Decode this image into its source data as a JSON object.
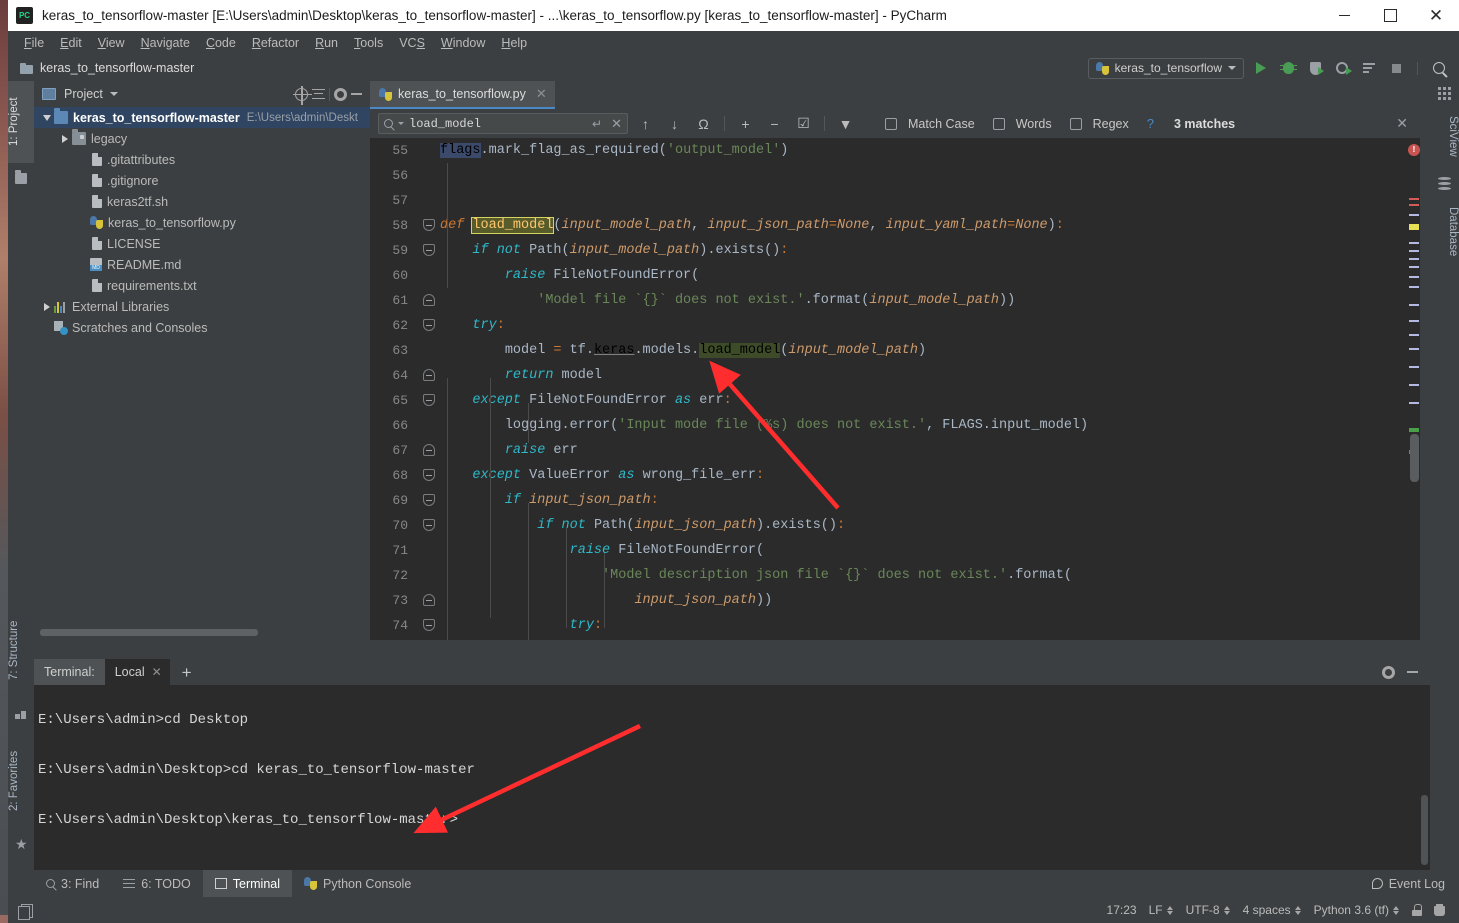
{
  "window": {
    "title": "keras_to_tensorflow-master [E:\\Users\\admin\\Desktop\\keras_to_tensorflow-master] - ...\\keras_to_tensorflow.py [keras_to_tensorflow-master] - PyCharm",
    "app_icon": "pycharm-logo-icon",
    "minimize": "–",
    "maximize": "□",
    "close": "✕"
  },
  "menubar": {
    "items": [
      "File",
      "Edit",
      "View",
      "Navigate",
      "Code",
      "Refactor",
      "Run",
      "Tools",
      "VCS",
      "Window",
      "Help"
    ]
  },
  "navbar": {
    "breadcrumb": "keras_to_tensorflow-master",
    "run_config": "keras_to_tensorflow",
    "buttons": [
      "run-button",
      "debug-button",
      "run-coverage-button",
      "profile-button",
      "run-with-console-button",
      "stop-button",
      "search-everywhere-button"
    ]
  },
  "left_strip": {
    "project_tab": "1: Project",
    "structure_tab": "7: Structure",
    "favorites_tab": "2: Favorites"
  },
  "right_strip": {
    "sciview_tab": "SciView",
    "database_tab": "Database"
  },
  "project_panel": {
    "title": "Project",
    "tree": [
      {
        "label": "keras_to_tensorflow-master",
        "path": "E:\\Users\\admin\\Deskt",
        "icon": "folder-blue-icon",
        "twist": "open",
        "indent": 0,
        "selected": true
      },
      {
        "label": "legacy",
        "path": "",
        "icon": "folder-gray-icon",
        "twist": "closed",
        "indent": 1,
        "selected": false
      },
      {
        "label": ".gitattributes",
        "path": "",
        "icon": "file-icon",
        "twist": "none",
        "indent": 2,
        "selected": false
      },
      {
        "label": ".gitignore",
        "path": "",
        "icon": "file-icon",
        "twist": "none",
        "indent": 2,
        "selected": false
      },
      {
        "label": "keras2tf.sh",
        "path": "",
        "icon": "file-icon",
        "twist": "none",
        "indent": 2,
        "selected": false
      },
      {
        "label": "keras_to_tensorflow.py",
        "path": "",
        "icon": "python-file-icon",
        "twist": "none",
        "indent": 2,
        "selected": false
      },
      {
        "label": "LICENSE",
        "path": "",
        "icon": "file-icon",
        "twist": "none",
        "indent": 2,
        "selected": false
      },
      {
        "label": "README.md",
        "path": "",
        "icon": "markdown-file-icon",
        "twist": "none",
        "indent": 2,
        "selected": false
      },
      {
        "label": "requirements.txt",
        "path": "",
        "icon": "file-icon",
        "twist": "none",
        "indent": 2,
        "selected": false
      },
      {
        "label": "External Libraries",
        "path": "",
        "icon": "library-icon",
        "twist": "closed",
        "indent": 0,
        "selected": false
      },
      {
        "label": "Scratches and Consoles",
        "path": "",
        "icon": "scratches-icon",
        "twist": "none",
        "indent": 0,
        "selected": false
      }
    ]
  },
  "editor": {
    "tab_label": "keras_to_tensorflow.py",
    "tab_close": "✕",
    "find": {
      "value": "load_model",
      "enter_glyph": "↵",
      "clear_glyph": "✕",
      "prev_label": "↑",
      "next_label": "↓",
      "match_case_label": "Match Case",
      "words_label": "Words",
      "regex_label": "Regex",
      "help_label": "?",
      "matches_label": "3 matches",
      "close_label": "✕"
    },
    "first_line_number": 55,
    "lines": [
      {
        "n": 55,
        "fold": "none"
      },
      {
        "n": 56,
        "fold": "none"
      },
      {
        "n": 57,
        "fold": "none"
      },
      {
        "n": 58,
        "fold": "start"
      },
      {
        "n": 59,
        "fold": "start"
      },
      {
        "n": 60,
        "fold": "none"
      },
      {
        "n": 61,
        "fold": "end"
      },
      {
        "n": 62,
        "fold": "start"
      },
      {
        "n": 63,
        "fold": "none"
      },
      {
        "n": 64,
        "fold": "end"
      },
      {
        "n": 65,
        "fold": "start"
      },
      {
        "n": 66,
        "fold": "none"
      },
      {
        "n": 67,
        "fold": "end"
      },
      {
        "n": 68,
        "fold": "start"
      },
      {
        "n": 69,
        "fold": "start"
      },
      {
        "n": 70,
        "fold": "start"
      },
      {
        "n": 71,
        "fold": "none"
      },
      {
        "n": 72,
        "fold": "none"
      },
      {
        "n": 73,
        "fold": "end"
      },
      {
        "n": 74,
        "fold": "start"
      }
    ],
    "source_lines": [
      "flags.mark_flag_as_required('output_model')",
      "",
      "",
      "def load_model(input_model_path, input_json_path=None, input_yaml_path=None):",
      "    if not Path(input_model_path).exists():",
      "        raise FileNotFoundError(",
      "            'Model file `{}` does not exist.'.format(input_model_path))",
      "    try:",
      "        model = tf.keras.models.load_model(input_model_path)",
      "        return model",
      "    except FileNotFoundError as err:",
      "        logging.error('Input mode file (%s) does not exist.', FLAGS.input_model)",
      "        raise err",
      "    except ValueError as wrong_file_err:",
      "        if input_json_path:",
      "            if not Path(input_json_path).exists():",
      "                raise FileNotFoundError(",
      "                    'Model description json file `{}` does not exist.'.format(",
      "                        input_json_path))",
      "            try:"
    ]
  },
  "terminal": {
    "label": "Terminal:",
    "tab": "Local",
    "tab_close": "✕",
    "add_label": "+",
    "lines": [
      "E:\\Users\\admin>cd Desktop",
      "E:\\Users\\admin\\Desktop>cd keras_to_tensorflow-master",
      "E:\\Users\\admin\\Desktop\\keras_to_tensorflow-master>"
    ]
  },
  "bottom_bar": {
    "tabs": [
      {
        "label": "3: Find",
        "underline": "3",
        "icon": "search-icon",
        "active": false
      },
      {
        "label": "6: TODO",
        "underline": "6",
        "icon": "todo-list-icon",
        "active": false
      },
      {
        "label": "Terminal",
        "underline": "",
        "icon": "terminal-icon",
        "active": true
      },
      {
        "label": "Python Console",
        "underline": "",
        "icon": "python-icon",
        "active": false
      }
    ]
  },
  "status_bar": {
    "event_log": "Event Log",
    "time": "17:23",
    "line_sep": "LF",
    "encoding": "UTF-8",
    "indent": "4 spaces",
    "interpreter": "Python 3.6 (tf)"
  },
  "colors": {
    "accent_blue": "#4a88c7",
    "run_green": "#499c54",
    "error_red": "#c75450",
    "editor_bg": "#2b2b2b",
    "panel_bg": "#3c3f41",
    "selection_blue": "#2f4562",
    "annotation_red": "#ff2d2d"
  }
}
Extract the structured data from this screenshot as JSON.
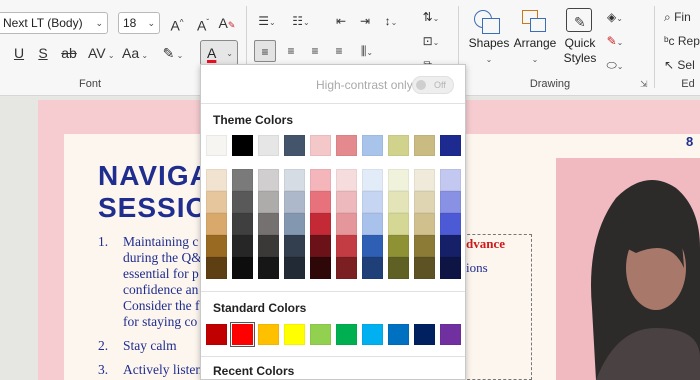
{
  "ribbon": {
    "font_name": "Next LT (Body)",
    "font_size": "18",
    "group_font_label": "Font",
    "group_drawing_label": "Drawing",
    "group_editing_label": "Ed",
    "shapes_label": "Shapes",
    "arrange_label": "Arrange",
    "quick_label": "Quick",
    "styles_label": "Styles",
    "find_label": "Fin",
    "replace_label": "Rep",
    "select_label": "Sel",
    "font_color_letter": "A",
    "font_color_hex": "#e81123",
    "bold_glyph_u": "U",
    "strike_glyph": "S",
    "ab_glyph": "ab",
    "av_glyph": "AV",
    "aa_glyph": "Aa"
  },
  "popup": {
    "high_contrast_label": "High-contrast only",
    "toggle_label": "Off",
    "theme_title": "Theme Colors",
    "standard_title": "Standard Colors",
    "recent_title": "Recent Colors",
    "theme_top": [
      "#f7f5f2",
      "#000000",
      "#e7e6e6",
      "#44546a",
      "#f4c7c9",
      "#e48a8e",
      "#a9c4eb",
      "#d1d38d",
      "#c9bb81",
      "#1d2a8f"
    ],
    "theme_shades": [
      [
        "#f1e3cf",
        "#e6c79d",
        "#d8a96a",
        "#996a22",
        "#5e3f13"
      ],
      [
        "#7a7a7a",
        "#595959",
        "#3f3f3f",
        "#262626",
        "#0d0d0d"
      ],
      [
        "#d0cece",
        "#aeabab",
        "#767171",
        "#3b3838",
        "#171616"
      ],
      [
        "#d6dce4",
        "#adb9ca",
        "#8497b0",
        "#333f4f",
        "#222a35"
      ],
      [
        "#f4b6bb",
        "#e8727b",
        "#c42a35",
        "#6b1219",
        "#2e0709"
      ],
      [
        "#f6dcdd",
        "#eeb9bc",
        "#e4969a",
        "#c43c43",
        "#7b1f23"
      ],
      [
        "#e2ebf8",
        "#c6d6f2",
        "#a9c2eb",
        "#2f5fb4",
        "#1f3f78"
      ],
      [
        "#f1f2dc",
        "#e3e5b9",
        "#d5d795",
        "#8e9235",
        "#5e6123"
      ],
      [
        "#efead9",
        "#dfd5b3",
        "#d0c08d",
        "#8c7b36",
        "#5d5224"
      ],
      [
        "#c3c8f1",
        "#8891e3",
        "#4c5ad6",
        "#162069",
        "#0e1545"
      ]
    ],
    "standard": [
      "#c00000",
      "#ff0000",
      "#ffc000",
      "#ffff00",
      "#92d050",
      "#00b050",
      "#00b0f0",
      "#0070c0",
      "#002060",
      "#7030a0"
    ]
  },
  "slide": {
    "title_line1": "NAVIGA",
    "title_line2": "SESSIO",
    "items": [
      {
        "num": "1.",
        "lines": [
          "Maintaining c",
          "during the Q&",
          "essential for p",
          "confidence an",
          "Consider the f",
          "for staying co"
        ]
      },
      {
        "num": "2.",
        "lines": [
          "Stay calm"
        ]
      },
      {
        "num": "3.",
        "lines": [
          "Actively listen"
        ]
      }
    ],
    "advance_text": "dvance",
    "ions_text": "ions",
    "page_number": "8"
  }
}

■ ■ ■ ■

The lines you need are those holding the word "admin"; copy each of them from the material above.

## Answer space
    "title": "keras_to_tensorflow-master [E:\\Users\\admin\\Desktop\\keras_to_tensorflow-master] - ...\\keras_to_tensorflow.py [keras_to_tensorflow-master] - PyCharm",
        "path": "E:\\Users\\admin\\Deskt",
      "E:\\Users\\admin>cd Desktop",
      "E:\\Users\\admin\\Desktop>cd keras_to_tensorflow-master",
      "E:\\Users\\admin\\Desktop\\keras_to_tensorflow-master>"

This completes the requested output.